WILMS TUMOR (NEPHROBLASTOMA)

It is the most common pediatric renal tumor.Occurs in childern between 2- 5 years of age.
Majority of the tumors are sporadic.
But can also be associated with these syndromes namely

1. WAGR syndrome ( Wilms tumor, Aniridia, Genital abnormalities, and
mental Retardation)[ deletion of WT1 gene]

2. Denys- Drash Syndrome ( gonadal dysgenesis and early onset nephropathy )[negative inactivating mutation in WT1]

3. Beckwith-Wiedemann syndrome ( associated with hemihypertrophy, hepatomegaly, renomagaly, macroglossia, adrenal cytomegaly)[ due to genomic imprinting principally involving the IGF2 gene.]

Morphology:

Gross: Large well circumscribed mass. Can be multicentric and bilatral in small percentage of cases. on cut section, the tumor is soft, homogenous greywhite to tan. Hemorrhage necrosis and cystic degeneration can be seen.

Microscopy:
Classical histopathological features is the triphasic pattern comprised of Blastemal, epithelial and stromal components in variable proportions
Blastemal component: Sheets of small blue  round cells. This is the least differentiated cellular element.
Epithelial component: These cells resemble those of epithelial differentiation in the form of abortive tubules and abortive glomeruli. The tubules can be primitive rosette like tubules or may be well formed tubules.
Stromal component: can be fibroblastic or myxoid.

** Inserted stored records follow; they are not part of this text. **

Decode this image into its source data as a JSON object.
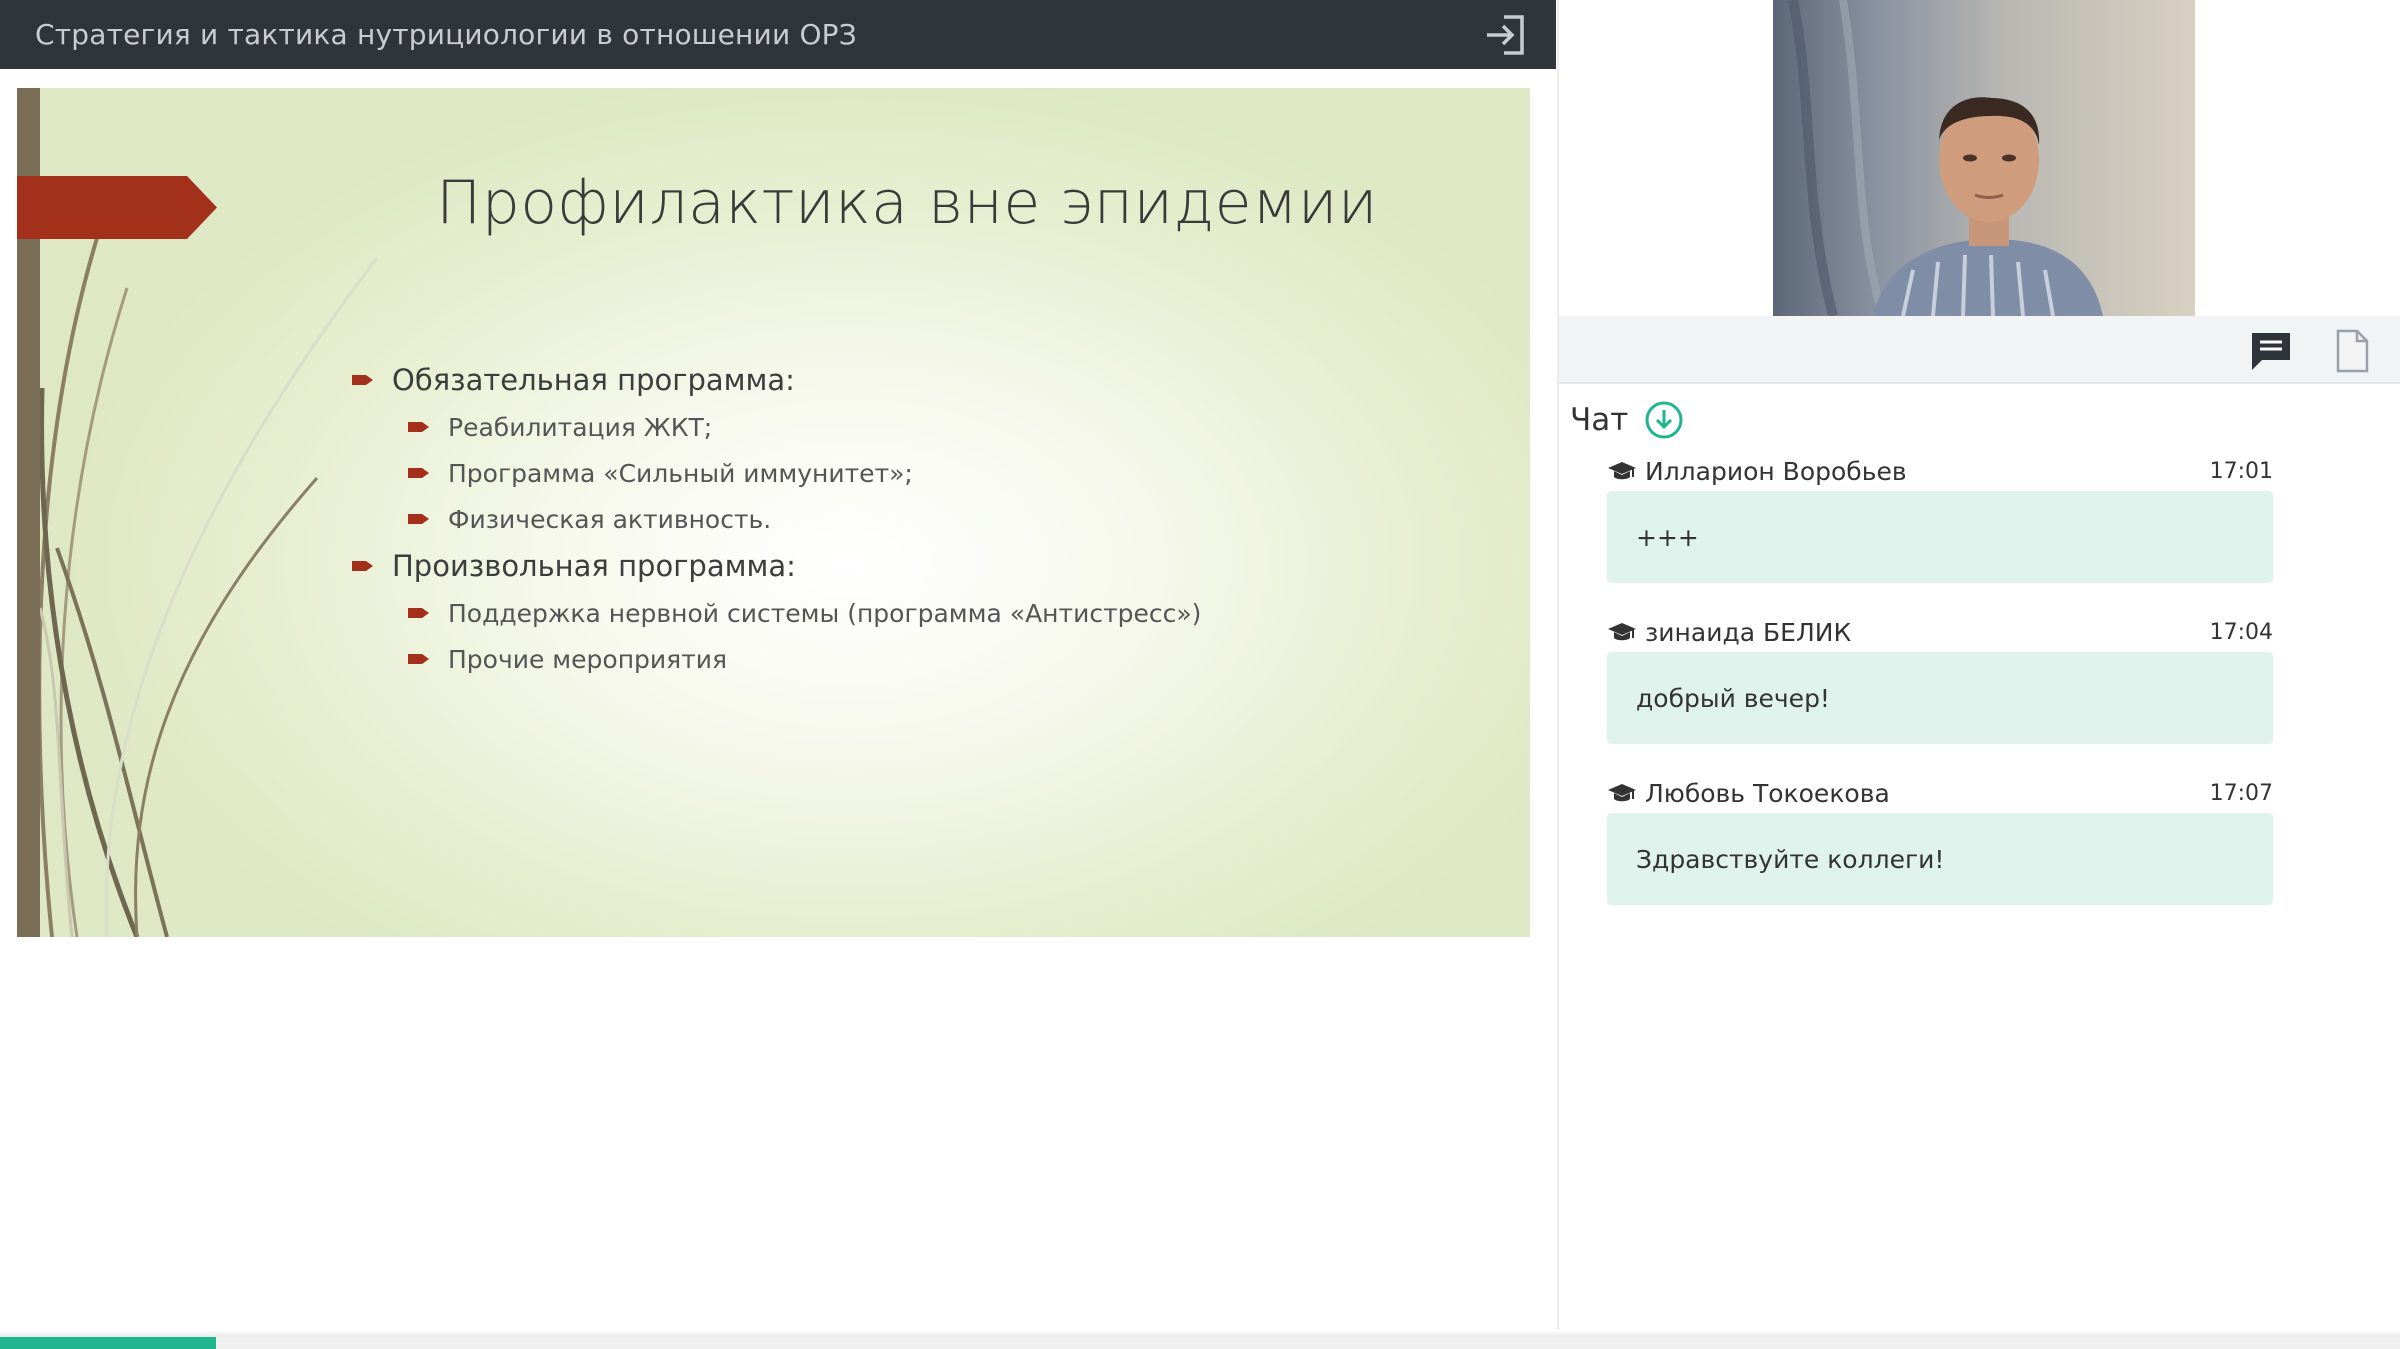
{
  "topbar": {
    "title": "Стратегия и тактика нутрициологии в отношении ОРЗ",
    "exit_icon": "exit-icon"
  },
  "slide": {
    "title": "Профилактика вне эпидемии",
    "items": [
      {
        "level": 1,
        "text": "Обязательная программа:"
      },
      {
        "level": 2,
        "text": "Реабилитация ЖКТ;"
      },
      {
        "level": 2,
        "text": "Программа «Сильный иммунитет»;"
      },
      {
        "level": 2,
        "text": "Физическая активность."
      },
      {
        "level": 1,
        "text": "Произвольная программа:"
      },
      {
        "level": 2,
        "text": "Поддержка нервной системы (программа «Антистресс»)"
      },
      {
        "level": 2,
        "text": "Прочие мероприятия"
      }
    ],
    "colors": {
      "accent": "#a3301a",
      "bar": "#7a6d55"
    }
  },
  "tabs": {
    "chat_icon": "chat-icon",
    "files_icon": "document-icon"
  },
  "chat": {
    "title": "Чат",
    "messages": [
      {
        "author": "Илларион Воробьев",
        "time": "17:01",
        "text": "+++"
      },
      {
        "author": "зинаида БЕЛИК",
        "time": "17:04",
        "text": "добрый вечер!"
      },
      {
        "author": "Любовь Токоекова",
        "time": "17:07",
        "text": "Здравствуйте коллеги!"
      }
    ]
  },
  "progress": {
    "fraction": 0.09,
    "color": "#1fb58f"
  }
}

May show heterologous elements like skeletal muscle, adipose tissue , smooth muscle, bone , cartilage or even a neuroglial tissue.

Sometimes Wilms tumor contain only two or one of the elements, when they are referred to as monophasic and biphasic respectively.
Anaplasia can be present but it is often a marker of unfavorable prognosis.

The virtual slide of dysgerminoma can be accessed in the link https://www.pathpresenter.net/publicDisplay/DisplayCase/9ac537b6-d0f7-427a-a2c3-180c5e94023d

Visit pathpresenter.net for amazing collection of slides for learning histopathology.